Courgettes and zucchinni are the same plant and part of the gourd family. Zucchini is the common term used in American English speaking countries, while courgette is the more common term among French and British English speaking people.
Bumblebees do not store honey like the honey bee, so they must forage daily. They can perform in cold, cloudy and rainy conditions and work very fast (4 times faster than the honey bee), which means that they visit many more flowers at any given time. They are very large (twice the size of a honey bee) and fuzzier, so every visit to the flower causes effective pollination. Bumblebees are usually used in greenhouse settings rather than honey bees because bumblebees tolerate the low UV light conditions present in most greenhouses. Additionally, bumblebees can do “buzz” pollination which is absolutely essential in certain crops.

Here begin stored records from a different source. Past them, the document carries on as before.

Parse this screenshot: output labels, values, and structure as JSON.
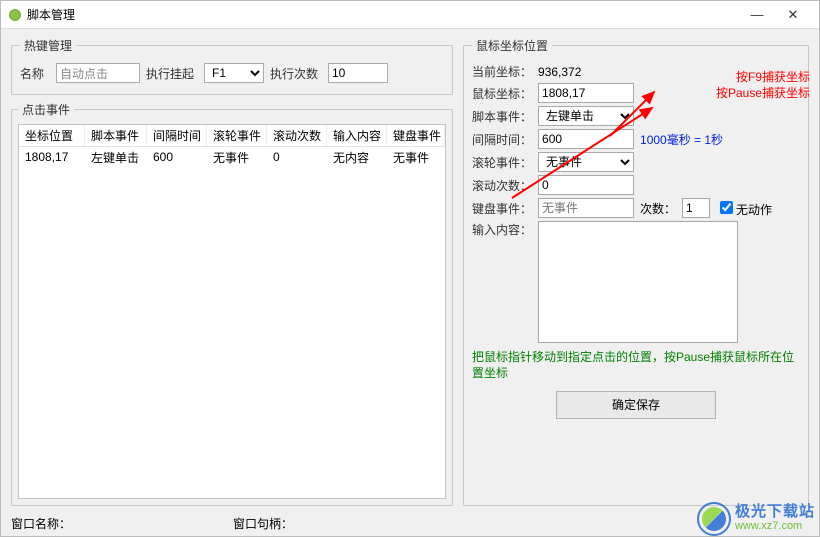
{
  "window": {
    "title": "脚本管理",
    "minimize": "—",
    "close": "✕"
  },
  "hotkey": {
    "legend": "热键管理",
    "name_label": "名称",
    "name_value": "自动点击",
    "suspend_label": "执行挂起",
    "suspend_value": "F1",
    "times_label": "执行次数",
    "times_value": "10"
  },
  "clickEvents": {
    "legend": "点击事件",
    "headers": [
      "坐标位置",
      "脚本事件",
      "间隔时间",
      "滚轮事件",
      "滚动次数",
      "输入内容",
      "键盘事件"
    ],
    "rows": [
      [
        "1808,17",
        "左键单击",
        "600",
        "无事件",
        "0",
        "无内容",
        "无事件"
      ]
    ]
  },
  "mouse": {
    "legend": "鼠标坐标位置",
    "current_label": "当前坐标：",
    "current_value": "936,372",
    "pos_label": "鼠标坐标：",
    "pos_value": "1808,17",
    "capture_hint_f9": "按F9捕获坐标",
    "capture_hint_pause": "按Pause捕获坐标",
    "script_evt_label": "脚本事件：",
    "script_evt_value": "左键单击",
    "interval_label": "间隔时间：",
    "interval_value": "600",
    "interval_hint": "1000毫秒 = 1秒",
    "wheel_evt_label": "滚轮事件：",
    "wheel_evt_value": "无事件",
    "scroll_times_label": "滚动次数：",
    "scroll_times_value": "0",
    "keyboard_label": "键盘事件：",
    "keyboard_placeholder": "无事件",
    "keyboard_times_label": "次数：",
    "keyboard_times_value": "1",
    "noaction_label": "无动作",
    "input_label": "输入内容：",
    "tip": "把鼠标指针移动到指定点击的位置，按Pause捕获鼠标所在位置坐标",
    "save_btn": "确定保存"
  },
  "footer": {
    "winname_label": "窗口名称：",
    "winhandle_label": "窗口句柄："
  },
  "watermark": {
    "cn": "极光下载站",
    "url": "www.xz7.com"
  }
}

Pests and diseases
BioBee’s approach to IPM is multifaceted, employing multiple strategies to achieve the optimal result. In addition to the gradual release of host-specific beneficial insects, BioBee recommends that growers use selective “soft” chemical pesticides. This strategy helps growers transition from using “harsh” chemicals, which are dangerous to the human population and the environment and have long-lasting residues. It has also been proven to increase marketable crop yield, and as a result, increases profits.
With BioBee, growers meet the strict legislation in Europe, the U.S., Japan and other countries regarding MRLs (maximum residue levels), as well as GAP (Good Agricultural Practices) requirements, including GLOBALGAP (a voluntary standard required by many supermarket chains in Europe). Produce grown with BioBee requires minimal pesticide use.
BioBee’s staff is extensively trained in the IPM method, and works directly with growers to produce a tailor-made IPM program to meet his or her individual needs. This customized program is successfully implemented with the ongoing oversight and guidance of BioBee’s staff.